What the task asks => Please copy each line below that contains the word "Objects".

[Dataset rows for apps and sites]
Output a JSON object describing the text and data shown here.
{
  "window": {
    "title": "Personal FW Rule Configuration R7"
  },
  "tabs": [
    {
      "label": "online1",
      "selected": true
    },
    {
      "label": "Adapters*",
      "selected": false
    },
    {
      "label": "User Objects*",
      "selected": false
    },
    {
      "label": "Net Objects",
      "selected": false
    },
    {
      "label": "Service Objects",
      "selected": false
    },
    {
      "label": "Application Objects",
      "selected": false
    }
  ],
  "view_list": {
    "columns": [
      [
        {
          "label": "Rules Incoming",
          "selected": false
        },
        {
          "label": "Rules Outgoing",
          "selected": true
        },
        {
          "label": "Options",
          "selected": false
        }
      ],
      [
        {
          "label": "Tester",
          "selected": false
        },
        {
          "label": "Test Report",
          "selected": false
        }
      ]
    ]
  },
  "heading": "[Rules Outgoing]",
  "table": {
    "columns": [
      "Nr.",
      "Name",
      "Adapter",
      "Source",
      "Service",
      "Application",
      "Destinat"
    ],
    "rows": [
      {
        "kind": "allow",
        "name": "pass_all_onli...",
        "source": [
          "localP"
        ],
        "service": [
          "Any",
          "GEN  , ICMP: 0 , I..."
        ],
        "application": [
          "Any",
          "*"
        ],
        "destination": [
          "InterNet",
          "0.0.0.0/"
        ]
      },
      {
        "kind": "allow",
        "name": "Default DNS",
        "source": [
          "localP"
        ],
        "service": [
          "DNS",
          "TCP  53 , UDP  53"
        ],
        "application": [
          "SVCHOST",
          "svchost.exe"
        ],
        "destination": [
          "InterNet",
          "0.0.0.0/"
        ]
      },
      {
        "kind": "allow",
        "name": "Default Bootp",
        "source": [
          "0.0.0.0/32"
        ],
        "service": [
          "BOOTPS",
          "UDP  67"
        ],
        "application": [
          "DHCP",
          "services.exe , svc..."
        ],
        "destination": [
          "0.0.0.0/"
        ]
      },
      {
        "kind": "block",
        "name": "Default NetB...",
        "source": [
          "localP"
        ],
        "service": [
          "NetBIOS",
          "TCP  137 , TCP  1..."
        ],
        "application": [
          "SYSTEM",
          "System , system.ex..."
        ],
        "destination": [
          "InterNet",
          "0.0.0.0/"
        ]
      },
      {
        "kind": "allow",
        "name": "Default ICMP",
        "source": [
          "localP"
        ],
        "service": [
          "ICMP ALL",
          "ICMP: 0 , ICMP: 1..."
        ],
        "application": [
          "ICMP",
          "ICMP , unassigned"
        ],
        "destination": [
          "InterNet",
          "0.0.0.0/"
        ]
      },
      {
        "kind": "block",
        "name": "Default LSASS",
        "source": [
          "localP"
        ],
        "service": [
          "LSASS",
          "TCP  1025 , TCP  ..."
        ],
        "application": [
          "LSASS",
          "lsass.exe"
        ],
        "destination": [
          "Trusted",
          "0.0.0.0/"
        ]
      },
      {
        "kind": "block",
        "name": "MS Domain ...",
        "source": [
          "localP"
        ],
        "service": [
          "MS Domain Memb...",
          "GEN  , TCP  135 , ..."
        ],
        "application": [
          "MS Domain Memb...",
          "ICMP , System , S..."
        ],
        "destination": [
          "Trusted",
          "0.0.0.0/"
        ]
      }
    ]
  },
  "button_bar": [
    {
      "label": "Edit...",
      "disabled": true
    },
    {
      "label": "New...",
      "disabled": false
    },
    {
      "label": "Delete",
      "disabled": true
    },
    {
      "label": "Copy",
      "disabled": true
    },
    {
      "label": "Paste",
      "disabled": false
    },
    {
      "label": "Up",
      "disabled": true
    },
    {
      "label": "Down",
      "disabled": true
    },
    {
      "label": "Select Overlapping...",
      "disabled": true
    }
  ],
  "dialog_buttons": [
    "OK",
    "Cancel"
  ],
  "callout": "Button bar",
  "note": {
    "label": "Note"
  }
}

Finished exercise =>
      "label": "User Objects*",
      "label": "Net Objects",
      "label": "Service Objects",
      "label": "Application Objects",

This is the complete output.